Bobby Portis, Mitchell Robinson
ESNY Graphic, Getty Images, AP Photo

The New York Knicks are the best offensive rebounding team in the NBA, but the team’s toughness inside isn’t translating to wins.

Danny Small

NEW YORK, NY—There’s a running theme in the bowels of Madison Square Garden. When opposing head coaches field pregame questions about the New York Knicks, they all point to one thing: offensive rebounding.

It’s no surprise. New York is the No. 1 offensive rebounding team in the NBA and ranked fourth when it comes to offensive rebounding percentage. The Knicks struggle in so many areas, but cleaning the offensive glass does not fall in that category.

“We’re playing against a team that’s a great rebounding team,” New Orleans Pelicans head coach Alvin Gentry said before Friday’s game. “They’re No. 1 in offensive rebounding in the league so it’s going to be key for us. That’s one of the things that have hurt us in the past so we’ve got to do a good job of keeping those guys off the boards and not allowing those second-chance points.”

The Knicks packed the paint in the offseason with a plethora of power forward signings, but their best offensive rebounder is a homegrown product: Mitchell Robinson.

The rangy big man uses his athleticism and length to dominate the offensive glass. Following the loss to the Pelicans, Robinson ranks eighth in offensive rebound percentage, 13th in total offensive rebounds, and 14th in offensive rebounds per game.

“I think the one thing is you have to put a body on him,” Gentry said of Robinson. “If you’re going to let him roam and if you’re going to jump and he’s going to jump, he’s probably going to win that one nine out of 10 times. We have to physically put our body on him and box him out. We’ve got to be between he and the basket when that ball goes up.”

Robinson leads the team with three offensive rebounds per game, but he’s hardly the only threat to impose his will on the inside. New York has seven players in total averaging at least one offensive rebound per game.

“But not just him,” Gentry added. “Morris, he’s a good offensive rebounder. Their backcourt players are good offensive rebounders. When you’re No. 1 in the league it’s more than just your big guys doing it.”

On Friday, the Knicks outperformed their per-game average by scooping up 14 offensive boards, but those rebounds resulted in only 12 second-chance points on the night. Generally, the Knicks are slightly better at converting offensive rebounds into points. They are third in the league with 14.6 second-chance points per game.

The front office set the mandate for this season way back in July during free agency. The Knicks were going to be a more rugged group in 2019-20 with a grittiness that New Yorkers could embrace.

There’s no doubt this is a tougher group that can bang in the paint, but this team is only marginally better than it was last season. That begs the question: Was the offseason philosophy misguided?

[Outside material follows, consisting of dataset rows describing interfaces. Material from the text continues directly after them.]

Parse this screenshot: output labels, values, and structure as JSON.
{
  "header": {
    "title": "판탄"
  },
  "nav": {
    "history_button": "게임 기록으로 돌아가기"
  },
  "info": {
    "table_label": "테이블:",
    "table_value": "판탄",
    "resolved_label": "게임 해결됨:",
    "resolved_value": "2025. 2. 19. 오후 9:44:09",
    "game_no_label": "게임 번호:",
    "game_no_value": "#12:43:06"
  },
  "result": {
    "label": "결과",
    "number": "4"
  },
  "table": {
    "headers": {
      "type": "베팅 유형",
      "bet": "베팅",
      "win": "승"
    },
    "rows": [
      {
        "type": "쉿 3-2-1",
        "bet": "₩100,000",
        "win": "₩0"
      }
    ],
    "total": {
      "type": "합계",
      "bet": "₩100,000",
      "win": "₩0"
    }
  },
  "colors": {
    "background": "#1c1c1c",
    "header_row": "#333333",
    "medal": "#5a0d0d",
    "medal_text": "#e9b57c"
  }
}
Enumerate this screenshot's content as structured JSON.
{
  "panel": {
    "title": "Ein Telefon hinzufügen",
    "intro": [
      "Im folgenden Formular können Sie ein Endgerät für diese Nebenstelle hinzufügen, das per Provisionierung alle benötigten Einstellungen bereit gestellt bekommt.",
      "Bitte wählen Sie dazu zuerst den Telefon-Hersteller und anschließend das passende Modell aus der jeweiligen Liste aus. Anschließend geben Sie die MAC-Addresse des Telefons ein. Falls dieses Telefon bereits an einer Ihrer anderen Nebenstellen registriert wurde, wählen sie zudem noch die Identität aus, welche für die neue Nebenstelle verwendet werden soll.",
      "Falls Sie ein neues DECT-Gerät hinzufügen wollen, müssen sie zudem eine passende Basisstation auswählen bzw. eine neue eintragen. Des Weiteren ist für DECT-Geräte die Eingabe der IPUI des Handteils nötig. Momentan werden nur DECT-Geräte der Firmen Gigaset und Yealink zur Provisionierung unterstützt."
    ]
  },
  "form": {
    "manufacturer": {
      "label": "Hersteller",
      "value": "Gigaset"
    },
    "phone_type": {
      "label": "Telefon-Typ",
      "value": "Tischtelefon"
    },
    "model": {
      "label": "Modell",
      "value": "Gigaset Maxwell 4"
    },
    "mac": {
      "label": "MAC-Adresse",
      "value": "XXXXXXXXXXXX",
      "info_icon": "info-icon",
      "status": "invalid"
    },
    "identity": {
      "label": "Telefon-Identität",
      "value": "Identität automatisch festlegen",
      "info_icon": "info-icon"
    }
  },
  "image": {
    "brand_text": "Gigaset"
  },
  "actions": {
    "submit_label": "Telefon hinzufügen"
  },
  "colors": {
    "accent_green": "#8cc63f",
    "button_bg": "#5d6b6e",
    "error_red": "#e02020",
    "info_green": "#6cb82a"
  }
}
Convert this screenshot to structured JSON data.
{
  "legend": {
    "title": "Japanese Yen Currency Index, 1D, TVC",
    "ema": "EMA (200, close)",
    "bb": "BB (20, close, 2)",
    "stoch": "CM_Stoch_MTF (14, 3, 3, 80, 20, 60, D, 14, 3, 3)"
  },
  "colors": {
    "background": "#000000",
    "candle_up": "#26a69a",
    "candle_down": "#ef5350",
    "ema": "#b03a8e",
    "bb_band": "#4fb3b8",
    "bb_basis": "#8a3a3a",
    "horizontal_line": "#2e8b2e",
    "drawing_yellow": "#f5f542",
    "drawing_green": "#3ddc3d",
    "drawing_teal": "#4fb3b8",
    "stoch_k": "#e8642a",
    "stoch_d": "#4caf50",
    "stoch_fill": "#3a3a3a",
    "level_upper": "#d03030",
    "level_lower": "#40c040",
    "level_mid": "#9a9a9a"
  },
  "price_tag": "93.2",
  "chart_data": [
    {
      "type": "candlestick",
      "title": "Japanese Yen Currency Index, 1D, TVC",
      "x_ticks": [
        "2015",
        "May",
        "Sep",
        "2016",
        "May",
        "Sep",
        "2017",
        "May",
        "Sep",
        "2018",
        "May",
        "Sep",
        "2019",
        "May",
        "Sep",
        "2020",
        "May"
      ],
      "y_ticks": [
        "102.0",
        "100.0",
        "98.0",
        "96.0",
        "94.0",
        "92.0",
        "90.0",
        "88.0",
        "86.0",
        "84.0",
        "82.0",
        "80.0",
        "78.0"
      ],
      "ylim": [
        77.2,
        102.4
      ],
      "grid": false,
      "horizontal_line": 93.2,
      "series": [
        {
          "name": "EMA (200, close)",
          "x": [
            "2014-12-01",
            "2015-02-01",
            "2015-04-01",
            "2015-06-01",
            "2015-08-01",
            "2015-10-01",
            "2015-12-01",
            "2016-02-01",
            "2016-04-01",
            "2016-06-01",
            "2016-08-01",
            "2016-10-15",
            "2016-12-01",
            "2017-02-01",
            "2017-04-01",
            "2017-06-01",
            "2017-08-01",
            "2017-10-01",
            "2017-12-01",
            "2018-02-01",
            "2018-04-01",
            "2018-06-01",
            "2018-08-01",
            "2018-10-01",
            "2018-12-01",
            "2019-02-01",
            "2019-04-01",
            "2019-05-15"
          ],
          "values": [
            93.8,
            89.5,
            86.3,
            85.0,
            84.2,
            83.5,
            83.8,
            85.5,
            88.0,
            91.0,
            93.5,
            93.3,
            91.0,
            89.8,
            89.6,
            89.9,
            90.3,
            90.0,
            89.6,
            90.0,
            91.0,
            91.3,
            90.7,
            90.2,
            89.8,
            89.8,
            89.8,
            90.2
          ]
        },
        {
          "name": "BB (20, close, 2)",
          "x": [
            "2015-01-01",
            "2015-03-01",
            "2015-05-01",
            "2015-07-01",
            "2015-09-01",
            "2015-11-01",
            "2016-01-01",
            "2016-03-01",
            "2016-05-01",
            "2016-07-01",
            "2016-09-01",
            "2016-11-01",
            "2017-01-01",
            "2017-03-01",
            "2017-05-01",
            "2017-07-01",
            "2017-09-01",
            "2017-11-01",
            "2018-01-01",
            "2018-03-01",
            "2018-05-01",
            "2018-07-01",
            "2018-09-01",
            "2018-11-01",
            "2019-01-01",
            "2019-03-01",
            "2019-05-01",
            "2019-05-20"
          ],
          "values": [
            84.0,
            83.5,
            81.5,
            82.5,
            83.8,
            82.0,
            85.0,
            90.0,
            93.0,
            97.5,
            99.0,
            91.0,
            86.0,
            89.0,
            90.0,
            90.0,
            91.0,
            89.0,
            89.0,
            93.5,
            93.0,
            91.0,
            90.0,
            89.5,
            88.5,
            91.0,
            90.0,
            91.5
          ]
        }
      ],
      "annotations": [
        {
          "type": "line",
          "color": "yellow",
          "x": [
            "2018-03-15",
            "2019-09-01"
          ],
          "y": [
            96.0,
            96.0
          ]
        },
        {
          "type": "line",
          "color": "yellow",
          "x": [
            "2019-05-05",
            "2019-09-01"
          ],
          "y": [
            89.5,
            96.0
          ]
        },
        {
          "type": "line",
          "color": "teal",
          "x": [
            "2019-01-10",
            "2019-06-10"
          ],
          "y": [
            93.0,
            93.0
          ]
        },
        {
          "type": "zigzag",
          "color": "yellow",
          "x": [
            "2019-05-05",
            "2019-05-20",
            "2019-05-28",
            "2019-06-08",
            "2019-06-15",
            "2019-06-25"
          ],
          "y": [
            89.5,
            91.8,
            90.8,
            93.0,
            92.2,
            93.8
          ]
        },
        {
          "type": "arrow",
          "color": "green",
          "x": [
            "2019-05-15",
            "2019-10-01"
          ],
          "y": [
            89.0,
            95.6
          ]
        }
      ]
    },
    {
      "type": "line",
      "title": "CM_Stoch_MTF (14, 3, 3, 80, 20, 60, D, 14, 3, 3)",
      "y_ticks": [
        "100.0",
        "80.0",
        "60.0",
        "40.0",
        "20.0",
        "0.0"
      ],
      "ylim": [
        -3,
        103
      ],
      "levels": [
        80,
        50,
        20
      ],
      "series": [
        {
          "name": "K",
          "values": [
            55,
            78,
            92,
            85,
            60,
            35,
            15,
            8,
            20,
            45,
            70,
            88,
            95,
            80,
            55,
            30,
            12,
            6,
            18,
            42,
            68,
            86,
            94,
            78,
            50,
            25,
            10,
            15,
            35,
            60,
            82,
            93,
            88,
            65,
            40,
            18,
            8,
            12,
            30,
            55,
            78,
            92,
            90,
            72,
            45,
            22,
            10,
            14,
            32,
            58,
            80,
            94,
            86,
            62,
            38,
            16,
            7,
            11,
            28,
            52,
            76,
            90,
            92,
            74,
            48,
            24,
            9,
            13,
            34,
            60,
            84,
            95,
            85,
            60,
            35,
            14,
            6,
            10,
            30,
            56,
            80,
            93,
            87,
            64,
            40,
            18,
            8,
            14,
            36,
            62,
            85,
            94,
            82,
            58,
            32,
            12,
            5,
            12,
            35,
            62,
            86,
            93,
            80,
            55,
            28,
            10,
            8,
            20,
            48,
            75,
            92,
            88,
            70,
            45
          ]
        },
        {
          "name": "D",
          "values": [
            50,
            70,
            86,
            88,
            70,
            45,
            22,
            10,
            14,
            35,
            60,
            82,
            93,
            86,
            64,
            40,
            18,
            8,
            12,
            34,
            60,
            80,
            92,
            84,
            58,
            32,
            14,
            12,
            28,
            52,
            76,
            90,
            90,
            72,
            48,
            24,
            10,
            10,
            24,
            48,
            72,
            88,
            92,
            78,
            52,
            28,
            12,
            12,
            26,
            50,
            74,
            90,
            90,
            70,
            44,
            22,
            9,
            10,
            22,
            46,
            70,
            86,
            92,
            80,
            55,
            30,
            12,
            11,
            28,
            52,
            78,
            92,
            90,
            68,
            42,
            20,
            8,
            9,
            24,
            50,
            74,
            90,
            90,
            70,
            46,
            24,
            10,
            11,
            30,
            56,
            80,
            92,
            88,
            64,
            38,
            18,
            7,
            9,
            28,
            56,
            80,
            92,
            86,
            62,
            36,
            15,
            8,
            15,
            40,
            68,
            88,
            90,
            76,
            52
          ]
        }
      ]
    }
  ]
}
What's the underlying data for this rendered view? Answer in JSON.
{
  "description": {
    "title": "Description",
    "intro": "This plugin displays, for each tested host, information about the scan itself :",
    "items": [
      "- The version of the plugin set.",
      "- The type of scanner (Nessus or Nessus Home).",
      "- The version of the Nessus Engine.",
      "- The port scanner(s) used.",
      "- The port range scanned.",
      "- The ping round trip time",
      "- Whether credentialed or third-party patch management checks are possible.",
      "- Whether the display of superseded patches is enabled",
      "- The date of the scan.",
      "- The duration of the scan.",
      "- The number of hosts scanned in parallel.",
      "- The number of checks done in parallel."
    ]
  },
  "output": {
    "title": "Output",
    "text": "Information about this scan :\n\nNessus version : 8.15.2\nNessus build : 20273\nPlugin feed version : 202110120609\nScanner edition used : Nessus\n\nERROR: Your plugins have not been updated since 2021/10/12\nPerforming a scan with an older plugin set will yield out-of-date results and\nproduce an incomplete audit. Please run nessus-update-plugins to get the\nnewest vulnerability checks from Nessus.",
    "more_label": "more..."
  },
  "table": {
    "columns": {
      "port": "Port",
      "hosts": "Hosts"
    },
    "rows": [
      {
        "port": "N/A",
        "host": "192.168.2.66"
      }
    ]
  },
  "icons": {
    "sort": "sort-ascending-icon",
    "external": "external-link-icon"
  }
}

There’s a strong case to be made. While the Knicks focused on beefing up the interior, they have made no sizable improvements on the perimeter, offensively or defensively. The Knicks have upped their three-point percentage from last season by just 0.3% and they’ve taken a giant step back at defending the three-point line. Teams are shooting a jaw-dropping 38.8% from deep against the Knicks.

The team is better under interim head coach Mike Miller than it was under David Fizdale. That’s undeniable. The offense is running smoother sets and his late-game tactical decisions are night and day when compared with his predecessor.

However, that doesn’t change the fact that Miller is coaching a poorly constructed roster that emphasizes packing the paint over all else. Team president Steve Mills and general manager Scott Perry wanted to bring back toughness to Madison Square Garden, á la the 90s Knicks. But it’s 2020 and the game is played behind the three-point arc.

It doesn’t matter if every opposing head coach that comes into the Garden worries about keeping the Knicks off the glass. New York is 5-13 at home with a Sunday matinee (3:30 p.m. ET) against the Miami Heat looming.

For what it’s worth, Miami is second in three-point shooting this season and 14th in overall rebounding. The Knicks clearly possess an advantage on the boards, but this advantage has seldom translated to wins.

If recent history tells us anything, Heat head coach Erik Spoelstra is going to voice his concern about the Knicks’ offensive rebounding, and New York will still lose after allowing Miami to shoot with impunity from beyond the arc.

Rebounding isn’t an issue for these Knicks, but it won’t mask the major deficiencies that are causing the team to lose games.

NY/NJ hoops reporter (NBA/NCAA) & sports betting writer for XL Media. Never had the makings of a varsity athlete.